Priya, the Asian Elephant calf, made her debut today. A zoo spokesperson says the crowd was excited and they hope to harness that energy to help protect the endangered animal--poaching kills about 80 African elephants a day.
You can take a look at Priya for the rest of this week, she will be on display from 10-noon and 2PM -4PM on Thursday and Friday.
JEFFERSON CITY, Mo. (AP) - Missouri Gov. Jay Nixon is weighing whether to sign legislation that would allow children's non-related legal guardians to receive adoption subsidies.
Currently only grandparents, aunts, uncles, adult siblings or cousins can get state-sponsored subsidies when they become the legal guardians of a child.
But a bill passed by the Legislature would expand that list to include people who are not blood relatives if their lives and those of a child are "intermingled" in a manner similar to a family relationship.
The subsidies are payments given to guardians to help pay for the child's care.
The bill was sponsored by Republican Sen. John Lamping, of St. Louis.
KANSAS CITY, Mo. (AP) - Civil engineers say Missouri's infrastructure gets only a C-minus.
The regional chapters of the American Society of Civil Engineers released the letter grade Wednesday. It is part of a report card that evaluated the state's aviation, bridges, dams, drinking water, energy, inland waterways, levees, railroads, roads, schools and wastewater. Each sub-category also received a grade.
The engineers found the most faults with the state's dams and energy, giving them both D-minus grades. The report says Missouri regulates only a portion of the dams that could cause significant damage if they failed. The engineers also said more investment is needed to help shift from coal toward sustainable energy.
The state's roads earned a C. Lawmakers ended their session without approving a 1 cent state sales tax for transportation projects.
JEFFERSON CITY, Mo. (AP) - Legislation awaiting action by Gov. Jay Nixon seeks to comply with federal mandates for Missouri's unemployment benefits system.

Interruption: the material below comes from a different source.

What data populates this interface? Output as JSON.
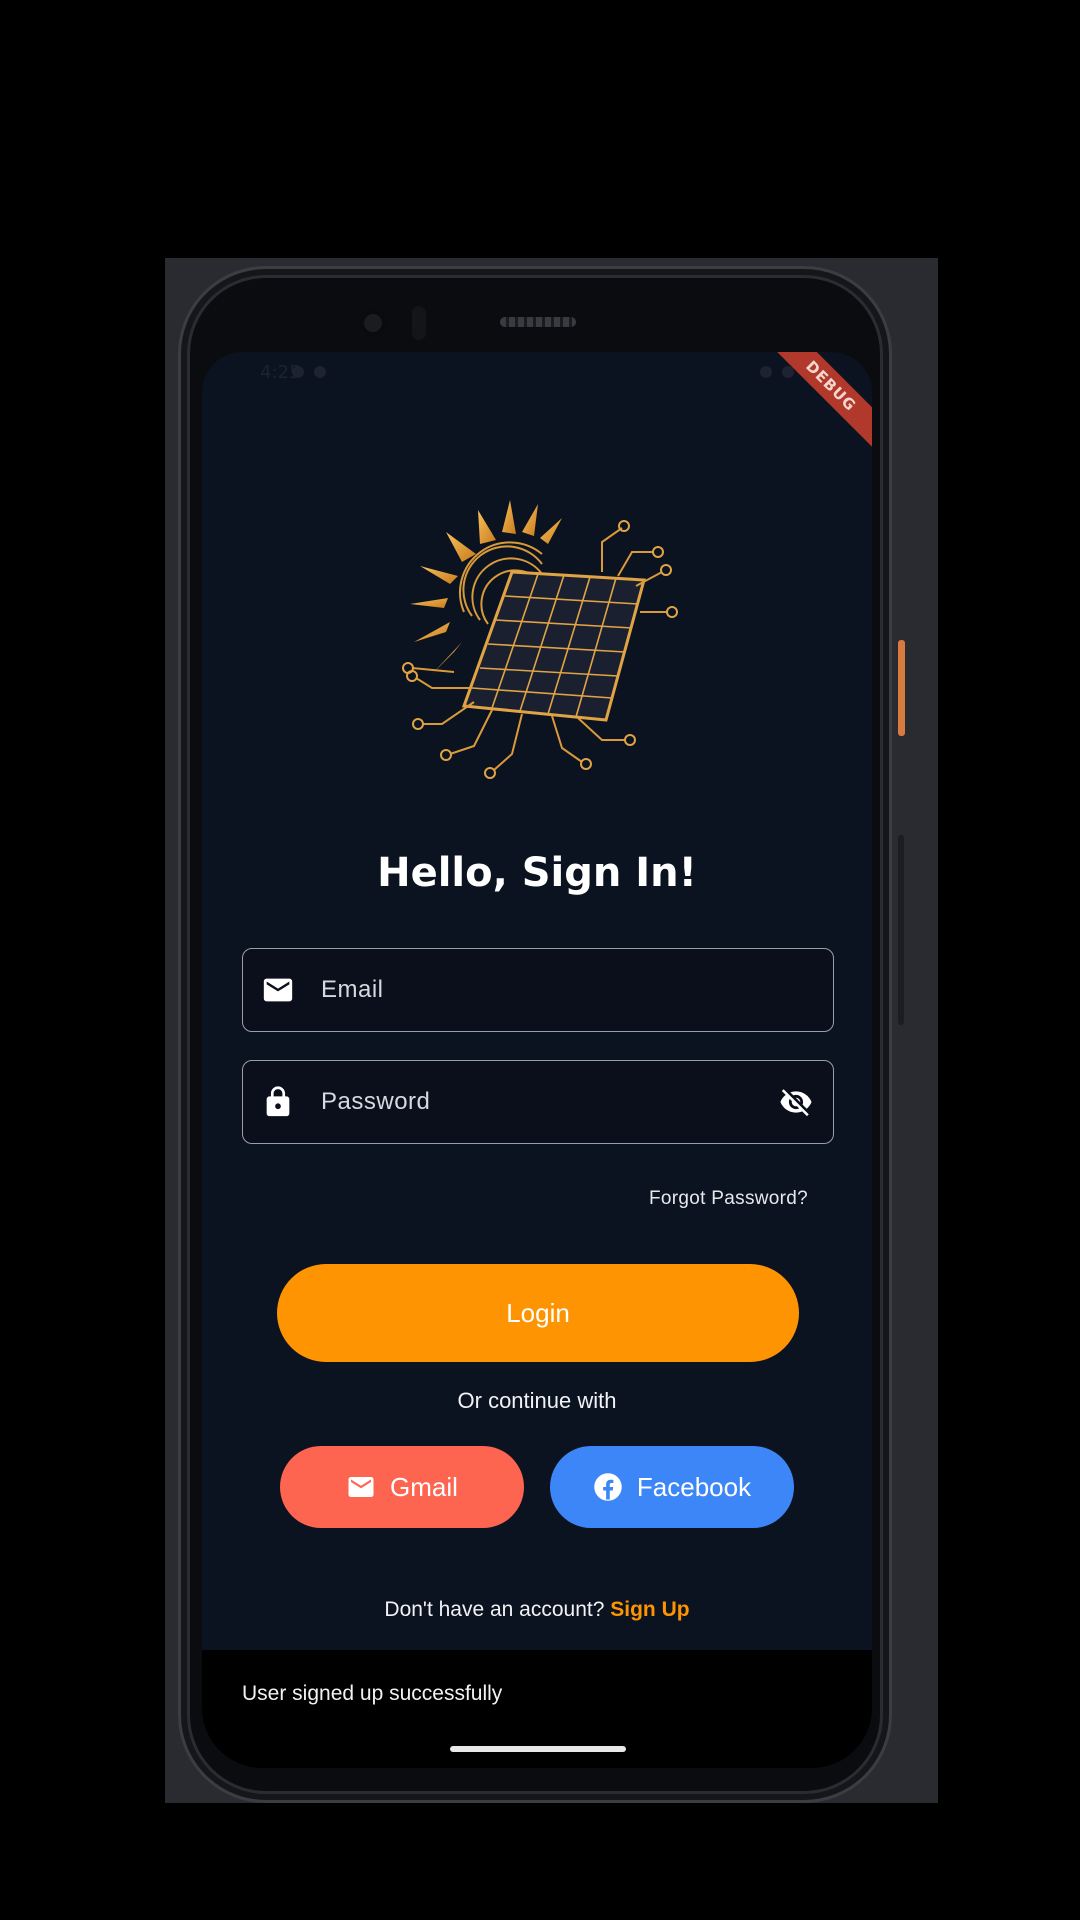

The measure also could make it more difficult for workers to receive jobless benefits if they are let go after an unapproved absence or if they knowingly violate a company rule.
The legislation would broaden the definition of what constitutes "misconduct." Jobless benefits can be denied to workers who lose their position because of misbehavior.
The unemployment legislation also includes changes aimed at complying with requirements from the federal government. Failing to comply could cost employers more than $800 million in federal tax credits while state government could lose a couple hundred million dollars for programs.
Lawmakers gave the legislation final approval before adjourning last week.
Tickets from the "Cards Win, You Save" campaign are already sold out.
For every win between May 13-19, the team knocked three dollars off the price of Outfield Pavilion and Terrace level seats. Well the Cards tallied three wins during the span, making the tickets, normally priced at $19, only $4.
The tickets went on sale Wednesday at 10AM and by 11:15, they were sold out.
Work on the Bridgeton landfill begins today now that drier weather is forecast. Heavy rain prevented repairs for two days to get rid of an odor coming from the landfill. Homeowners who live nearby are staying in a hotel.
Operators of the landfill believe removing concrete pipes will help eliminate a strong odor that is bothering residents who live near the landfill that sits near Lambert Airport in suburban St. Louis. But the removal process, expected to last through mid-June, is also expected to temporarily make the smell worse.